(Entries from a dataset of interfaces)

--------

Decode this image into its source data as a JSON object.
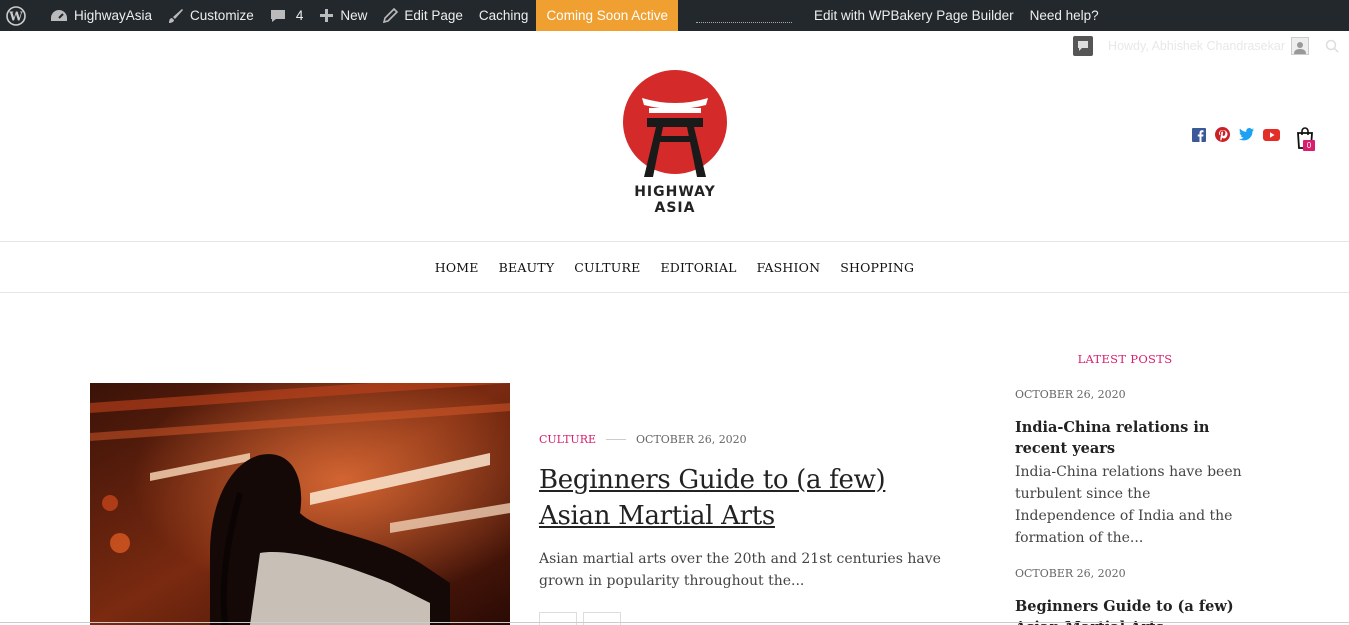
{
  "adminbar": {
    "site_name": "HighwayAsia",
    "customize": "Customize",
    "comments_count": "4",
    "new": "New",
    "edit_page": "Edit Page",
    "caching": "Caching",
    "coming_soon": "Coming Soon Active",
    "wpbakery": "Edit with WPBakery Page Builder",
    "help": "Need help?",
    "howdy": "Howdy, Abhishek Chandrasekar"
  },
  "logo": {
    "text": "HIGHWAY ASIA",
    "red": "#d42a2a"
  },
  "cart": {
    "count": "0"
  },
  "colors": {
    "accent": "#d91e6e",
    "adminbar": "#23282d",
    "coming_soon": "#f0a030"
  },
  "social": [
    "facebook-icon",
    "pinterest-icon",
    "twitter-icon",
    "youtube-icon"
  ],
  "nav": [
    "HOME",
    "BEAUTY",
    "CULTURE",
    "EDITORIAL",
    "FASHION",
    "SHOPPING"
  ],
  "article": {
    "category": "CULTURE",
    "date": "OCTOBER 26, 2020",
    "title": "Beginners Guide to (a few) Asian Martial Arts",
    "excerpt": "Asian martial arts over the 20th and 21st centuries have grown in popularity throughout the..."
  },
  "sidebar": {
    "heading": "LATEST POSTS",
    "posts": [
      {
        "date": "OCTOBER 26, 2020",
        "title": "India-China relations in recent years",
        "excerpt": "India-China relations have been turbulent since the Independence of India and the formation of the..."
      },
      {
        "date": "OCTOBER 26, 2020",
        "title": "Beginners Guide to (a few) Asian Martial Arts",
        "excerpt": ""
      }
    ]
  }
}
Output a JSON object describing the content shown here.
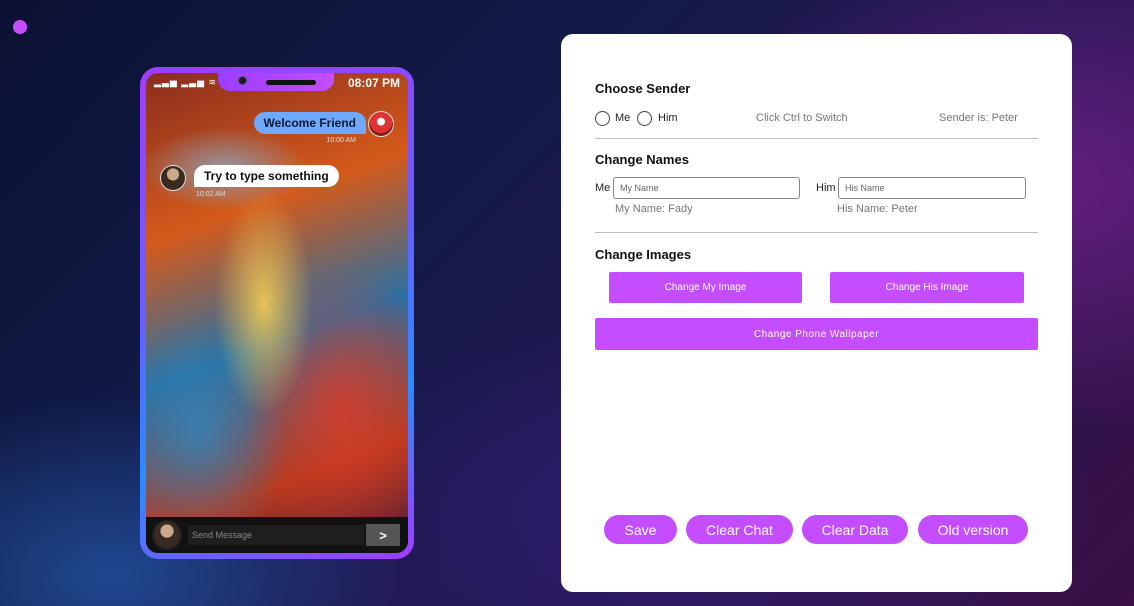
{
  "phone": {
    "status_icons": "▂▃▅ ▂▃▅ ≋",
    "time": "08:07 PM",
    "messages": [
      {
        "sender": "me",
        "text": "Welcome Friend",
        "time": "10:00 AM"
      },
      {
        "sender": "him",
        "text": "Try to type something",
        "time": "10:02 AM"
      }
    ],
    "input_placeholder": "Send Message",
    "send_label": ">"
  },
  "panel": {
    "choose_sender": {
      "title": "Choose Sender",
      "option_me": "Me",
      "option_him": "Him",
      "hint": "Click Ctrl to Switch",
      "current": "Sender is: Peter"
    },
    "change_names": {
      "title": "Change Names",
      "me_label": "Me",
      "me_placeholder": "My Name",
      "me_current": "My Name: Fady",
      "him_label": "Him",
      "him_placeholder": "His Name",
      "him_current": "His Name: Peter"
    },
    "change_images": {
      "title": "Change Images",
      "my_image_button": "Change My Image",
      "his_image_button": "Change His Image",
      "wallpaper_button": "Change Phone Wallpaper"
    },
    "actions": {
      "save": "Save",
      "clear_chat": "Clear Chat",
      "clear_data": "Clear Data",
      "old_version": "Old version"
    }
  },
  "colors": {
    "accent": "#c44dff",
    "bubble_me": "#6fa8ff",
    "bubble_him": "#ffffff"
  }
}
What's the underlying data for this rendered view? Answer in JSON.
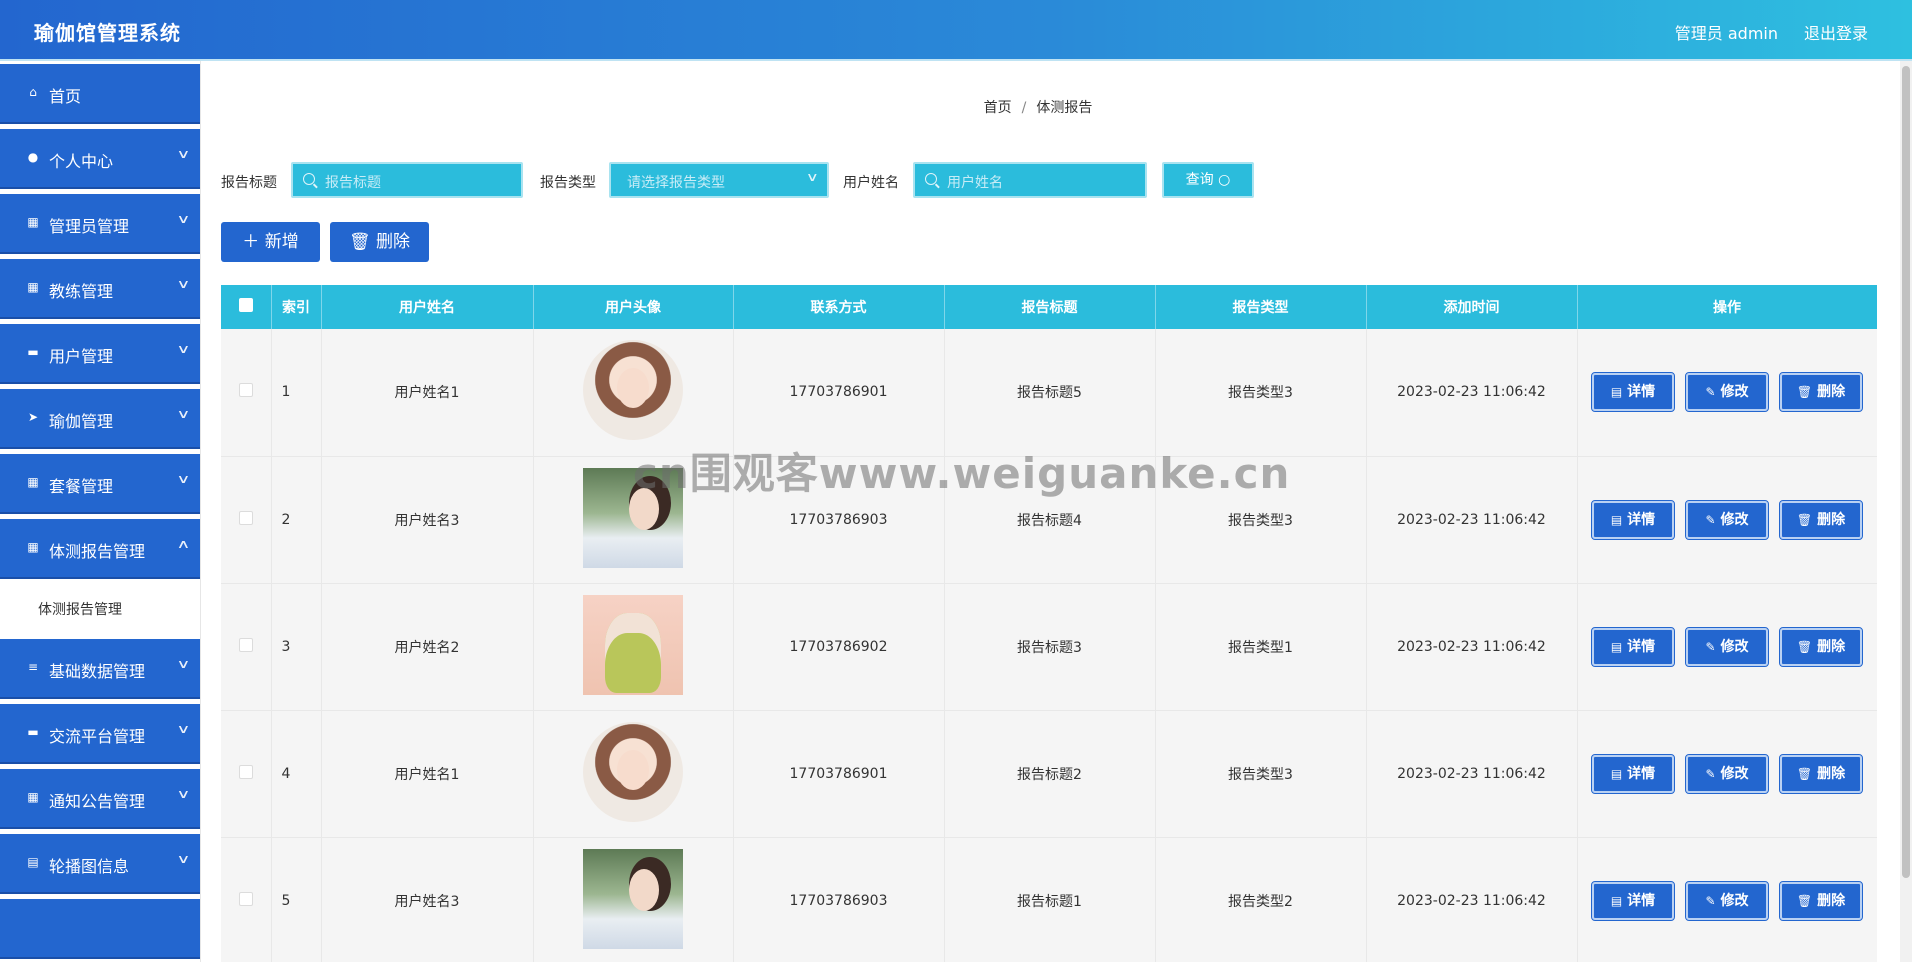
{
  "header": {
    "app_title": "瑜伽馆管理系统",
    "admin_label": "管理员 admin",
    "logout": "退出登录"
  },
  "sidebar": {
    "items": [
      {
        "label": "首页",
        "icon": "home-icon"
      },
      {
        "label": "个人中心",
        "icon": "user-icon"
      },
      {
        "label": "管理员管理",
        "icon": "grid-icon"
      },
      {
        "label": "教练管理",
        "icon": "grid-icon"
      },
      {
        "label": "用户管理",
        "icon": "monitor-icon"
      },
      {
        "label": "瑜伽管理",
        "icon": "send-icon"
      },
      {
        "label": "套餐管理",
        "icon": "grid-icon"
      },
      {
        "label": "体测报告管理",
        "icon": "grid-icon"
      },
      {
        "label": "基础数据管理",
        "icon": "sliders-icon"
      },
      {
        "label": "交流平台管理",
        "icon": "monitor-icon"
      },
      {
        "label": "通知公告管理",
        "icon": "grid-icon"
      },
      {
        "label": "轮播图信息",
        "icon": "clipboard-icon"
      }
    ],
    "sub_item": "体测报告管理"
  },
  "breadcrumb": {
    "home": "首页",
    "sep": "/",
    "current": "体测报告"
  },
  "search": {
    "title_label": "报告标题",
    "title_placeholder": "报告标题",
    "type_label": "报告类型",
    "type_placeholder": "请选择报告类型",
    "user_label": "用户姓名",
    "user_placeholder": "用户姓名",
    "query_button": "查询"
  },
  "actions": {
    "add": "新增",
    "delete": "删除"
  },
  "table": {
    "columns": [
      "索引",
      "用户姓名",
      "用户头像",
      "联系方式",
      "报告标题",
      "报告类型",
      "添加时间",
      "操作"
    ],
    "rows": [
      {
        "index": "1",
        "name": "用户姓名1",
        "avatar": "a",
        "phone": "17703786901",
        "title": "报告标题5",
        "type": "报告类型3",
        "time": "2023-02-23 11:06:42"
      },
      {
        "index": "2",
        "name": "用户姓名3",
        "avatar": "b",
        "phone": "17703786903",
        "title": "报告标题4",
        "type": "报告类型3",
        "time": "2023-02-23 11:06:42"
      },
      {
        "index": "3",
        "name": "用户姓名2",
        "avatar": "c",
        "phone": "17703786902",
        "title": "报告标题3",
        "type": "报告类型1",
        "time": "2023-02-23 11:06:42"
      },
      {
        "index": "4",
        "name": "用户姓名1",
        "avatar": "a",
        "phone": "17703786901",
        "title": "报告标题2",
        "type": "报告类型3",
        "time": "2023-02-23 11:06:42"
      },
      {
        "index": "5",
        "name": "用户姓名3",
        "avatar": "b",
        "phone": "17703786903",
        "title": "报告标题1",
        "type": "报告类型2",
        "time": "2023-02-23 11:06:42"
      }
    ],
    "row_actions": {
      "detail": "详情",
      "edit": "修改",
      "delete": "删除"
    }
  },
  "watermark": "cn围观客www.weiguanke.cn",
  "colors": {
    "primary": "#2366cf",
    "accent": "#2bbcdc"
  }
}
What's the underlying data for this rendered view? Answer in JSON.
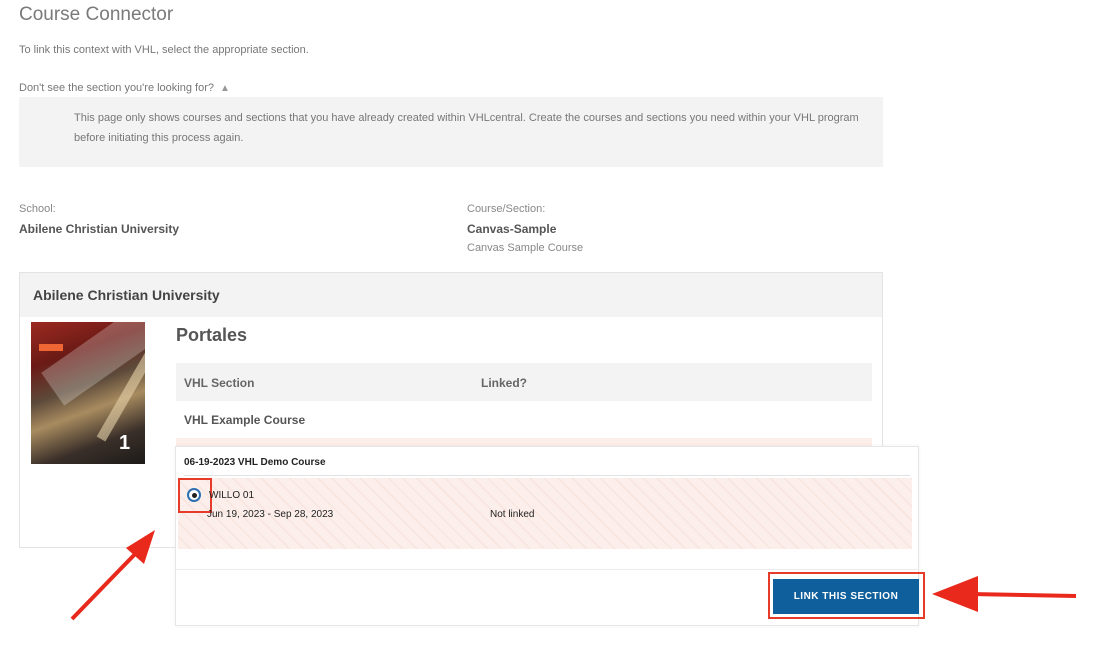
{
  "header": {
    "title": "Course Connector",
    "instruction": "To link this context with VHL, select the appropriate section.",
    "dont_see_label": "Don't see the section you're looking for?",
    "info_text": "This page only shows courses and sections that you have already created within VHLcentral. Create the courses and sections you need within your VHL program before initiating this process again."
  },
  "school": {
    "label": "School:",
    "value": "Abilene Christian University"
  },
  "course_section": {
    "label": "Course/Section:",
    "value": "Canvas-Sample",
    "subvalue": "Canvas Sample Course"
  },
  "card": {
    "header": "Abilene Christian University",
    "program": "Portales",
    "table_headers": [
      "VHL Section",
      "Linked?"
    ],
    "course_name": "VHL Example Course"
  },
  "popup": {
    "course_title": "06-19-2023 VHL Demo Course",
    "section_name": "WILLO 01",
    "section_dates": "Jun 19, 2023 - Sep 28, 2023",
    "section_status": "Not linked",
    "radio_selected": true
  },
  "actions": {
    "link_button": "LINK THIS SECTION"
  },
  "colors": {
    "accent": "#0e5f9c",
    "highlight": "#e53b28",
    "row_bg": "#fcefeb"
  },
  "icons": {
    "expand": "chevron-up-icon",
    "annotation": "red-arrow-icon"
  }
}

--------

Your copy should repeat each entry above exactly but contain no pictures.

Decode this image into its source data as a JSON object.
{
  "adminbar": {
    "site_name": "HighwayAsia",
    "customize": "Customize",
    "comments_count": "4",
    "new": "New",
    "edit_page": "Edit Page",
    "caching": "Caching",
    "coming_soon": "Coming Soon Active",
    "wpbakery": "Edit with WPBakery Page Builder",
    "help": "Need help?",
    "howdy": "Howdy, Abhishek Chandrasekar"
  },
  "logo": {
    "text": "HIGHWAY ASIA",
    "red": "#d42a2a"
  },
  "cart": {
    "count": "0"
  },
  "colors": {
    "accent": "#d91e6e",
    "adminbar": "#23282d",
    "coming_soon": "#f0a030"
  },
  "social": [
    "facebook-icon",
    "pinterest-icon",
    "twitter-icon",
    "youtube-icon"
  ],
  "nav": [
    "HOME",
    "BEAUTY",
    "CULTURE",
    "EDITORIAL",
    "FASHION",
    "SHOPPING"
  ],
  "article": {
    "category": "CULTURE",
    "date": "OCTOBER 26, 2020",
    "title": "Beginners Guide to (a few) Asian Martial Arts",
    "excerpt": "Asian martial arts over the 20th and 21st centuries have grown in popularity throughout the..."
  },
  "sidebar": {
    "heading": "LATEST POSTS",
    "posts": [
      {
        "date": "OCTOBER 26, 2020",
        "title": "India-China relations in recent years",
        "excerpt": "India-China relations have been turbulent since the Independence of India and the formation of the..."
      },
      {
        "date": "OCTOBER 26, 2020",
        "title": "Beginners Guide to (a few) Asian Martial Arts",
        "excerpt": ""
      }
    ]
  }
}
Output a JSON object describing the content shown here.
{
  "phone": {
    "status_icons": "▂▃▅ ▂▃▅ ≋",
    "time": "08:07 PM",
    "messages": [
      {
        "sender": "me",
        "text": "Welcome Friend",
        "time": "10:00 AM"
      },
      {
        "sender": "him",
        "text": "Try to type something",
        "time": "10:02 AM"
      }
    ],
    "input_placeholder": "Send Message",
    "send_label": ">"
  },
  "panel": {
    "choose_sender": {
      "title": "Choose Sender",
      "option_me": "Me",
      "option_him": "Him",
      "hint": "Click Ctrl to Switch",
      "current": "Sender is: Peter"
    },
    "change_names": {
      "title": "Change Names",
      "me_label": "Me",
      "me_placeholder": "My Name",
      "me_current": "My Name: Fady",
      "him_label": "Him",
      "him_placeholder": "His Name",
      "him_current": "His Name: Peter"
    },
    "change_images": {
      "title": "Change Images",
      "my_image_button": "Change My Image",
      "his_image_button": "Change His Image",
      "wallpaper_button": "Change Phone Wallpaper"
    },
    "actions": {
      "save": "Save",
      "clear_chat": "Clear Chat",
      "clear_data": "Clear Data",
      "old_version": "Old version"
    }
  },
  "colors": {
    "accent": "#c44dff",
    "bubble_me": "#6fa8ff",
    "bubble_him": "#ffffff"
  }
}
What's the underlying data for this rendered view? Answer in JSON.
{
  "header": {
    "app_title": "瑜伽馆管理系统",
    "admin_label": "管理员 admin",
    "logout": "退出登录"
  },
  "sidebar": {
    "items": [
      {
        "label": "首页",
        "icon": "home-icon"
      },
      {
        "label": "个人中心",
        "icon": "user-icon"
      },
      {
        "label": "管理员管理",
        "icon": "grid-icon"
      },
      {
        "label": "教练管理",
        "icon": "grid-icon"
      },
      {
        "label": "用户管理",
        "icon": "monitor-icon"
      },
      {
        "label": "瑜伽管理",
        "icon": "send-icon"
      },
      {
        "label": "套餐管理",
        "icon": "grid-icon"
      },
      {
        "label": "体测报告管理",
        "icon": "grid-icon"
      },
      {
        "label": "基础数据管理",
        "icon": "sliders-icon"
      },
      {
        "label": "交流平台管理",
        "icon": "monitor-icon"
      },
      {
        "label": "通知公告管理",
        "icon": "grid-icon"
      },
      {
        "label": "轮播图信息",
        "icon": "clipboard-icon"
      }
    ],
    "sub_item": "体测报告管理"
  },
  "breadcrumb": {
    "home": "首页",
    "sep": "/",
    "current": "体测报告"
  },
  "search": {
    "title_label": "报告标题",
    "title_placeholder": "报告标题",
    "type_label": "报告类型",
    "type_placeholder": "请选择报告类型",
    "user_label": "用户姓名",
    "user_placeholder": "用户姓名",
    "query_button": "查询"
  },
  "actions": {
    "add": "新增",
    "delete": "删除"
  },
  "table": {
    "columns": [
      "索引",
      "用户姓名",
      "用户头像",
      "联系方式",
      "报告标题",
      "报告类型",
      "添加时间",
      "操作"
    ],
    "rows": [
      {
        "index": "1",
        "name": "用户姓名1",
        "avatar": "a",
        "phone": "17703786901",
        "title": "报告标题5",
        "type": "报告类型3",
        "time": "2023-02-23 11:06:42"
      },
      {
        "index": "2",
        "name": "用户姓名3",
        "avatar": "b",
        "phone": "17703786903",
        "title": "报告标题4",
        "type": "报告类型3",
        "time": "2023-02-23 11:06:42"
      },
      {
        "index": "3",
        "name": "用户姓名2",
        "avatar": "c",
        "phone": "17703786902",
        "title": "报告标题3",
        "type": "报告类型1",
        "time": "2023-02-23 11:06:42"
      },
      {
        "index": "4",
        "name": "用户姓名1",
        "avatar": "a",
        "phone": "17703786901",
        "title": "报告标题2",
        "type": "报告类型3",
        "time": "2023-02-23 11:06:42"
      },
      {
        "index": "5",
        "name": "用户姓名3",
        "avatar": "b",
        "phone": "17703786903",
        "title": "报告标题1",
        "type": "报告类型2",
        "time": "2023-02-23 11:06:42"
      }
    ],
    "row_actions": {
      "detail": "详情",
      "edit": "修改",
      "delete": "删除"
    }
  },
  "watermark": "cn围观客www.weiguanke.cn",
  "colors": {
    "primary": "#2366cf",
    "accent": "#2bbcdc"
  }
}
What's the underlying data for this rendered view? Answer in JSON.
{
  "header": {
    "title": "Course Connector",
    "instruction": "To link this context with VHL, select the appropriate section.",
    "dont_see_label": "Don't see the section you're looking for?",
    "info_text": "This page only shows courses and sections that you have already created within VHLcentral. Create the courses and sections you need within your VHL program before initiating this process again."
  },
  "school": {
    "label": "School:",
    "value": "Abilene Christian University"
  },
  "course_section": {
    "label": "Course/Section:",
    "value": "Canvas-Sample",
    "subvalue": "Canvas Sample Course"
  },
  "card": {
    "header": "Abilene Christian University",
    "program": "Portales",
    "table_headers": [
      "VHL Section",
      "Linked?"
    ],
    "course_name": "VHL Example Course"
  },
  "popup": {
    "course_title": "06-19-2023 VHL Demo Course",
    "section_name": "WILLO 01",
    "section_dates": "Jun 19, 2023 - Sep 28, 2023",
    "section_status": "Not linked",
    "radio_selected": true
  },
  "actions": {
    "link_button": "LINK THIS SECTION"
  },
  "colors": {
    "accent": "#0e5f9c",
    "highlight": "#e53b28",
    "row_bg": "#fcefeb"
  },
  "icons": {
    "expand": "chevron-up-icon",
    "annotation": "red-arrow-icon"
  }
}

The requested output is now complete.